Over the months since I discovered it, I have found Gardening Gone Wild to be quite an inspirational blog. GGW is a blog that is run by a group of garden professionals ranging from designers and horticulturalists to photographers, including people who have written and/or done the photography for books on the subject of gardening.
As a general rule, the posts are packed with information and ideas. It is evident that the people who are “in charge” of the blog are aware that their audience is made up of an extremely eclectic group, from other professionals to rank beginners in both gardening and photography. I have found them to be kind and willing to go the extra distance to answer questions when they are posed. Reading the blog and participating in the workshop posts and contests has made me a better gardener and determined to be a better photographer.
Recently we were invited By Debra Baldwin to share in a post regarding the role shadows can play in our garden photography. It is a surprisingly difficult subject, actually, because the strong light that is required for shadows to be cast often makes a great photograph difficult to capture. However, I am fascinated by the subject and have a few pictures I think are good enough to share.
I love the way shadows bring out the shape and texture of flowers. Here are a few where the shadows in the blossoms really make the subject sparkle. First is a moon flower, taken at sunset.

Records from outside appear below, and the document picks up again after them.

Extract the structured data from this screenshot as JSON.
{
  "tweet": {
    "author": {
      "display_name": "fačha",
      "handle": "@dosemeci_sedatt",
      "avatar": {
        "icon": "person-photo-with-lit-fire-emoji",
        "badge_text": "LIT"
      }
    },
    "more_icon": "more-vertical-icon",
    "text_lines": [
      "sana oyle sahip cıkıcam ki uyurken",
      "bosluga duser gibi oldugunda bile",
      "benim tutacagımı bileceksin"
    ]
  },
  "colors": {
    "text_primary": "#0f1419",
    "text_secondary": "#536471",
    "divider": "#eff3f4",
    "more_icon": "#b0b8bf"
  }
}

My next favorite flower is a Tulipa acuminata I had blossoming this spring. I have featured this picture in the blog before, simply because I just love the way the petal shadows illuminate the blossom.
I am fascinated by the bearded iris. I truly love them when they are sprinkled with rain or dew, but this afternoon shot of the rebloomer “Belvi Queen” I got a couple of weeks ago just leaves me breathless every time I go back to it.
I really like the shadow of the clematis seed head in the next shot. It brings out the spiral pattern nicely.
One day I noticed the shadows on one of the garden benches I have in the pergola. I spent a lot of time taking pictures of this, and every once in a while I come back to the subject. The shadows are different every day.
Last winter I was captivated by the patterns the shadows of grass and snow made in the labyrinth paths.
Grasses are a natural for shadow shots, but it is surprisingly difficult to get a really good one. This is from the Petite Prairie.
You can bet I’ll be looking for more shadow compositions after this exercise. It was amazing to me how often I choose not to go out and take pictures when the sun is bright. But the challenge of getting a spectacular shot when the light wants to wash out everything is worth taking up. I’ll be looking for more opportunities to play with this idea.
Thanks to Debra Baldwin for her great post and the inspiration.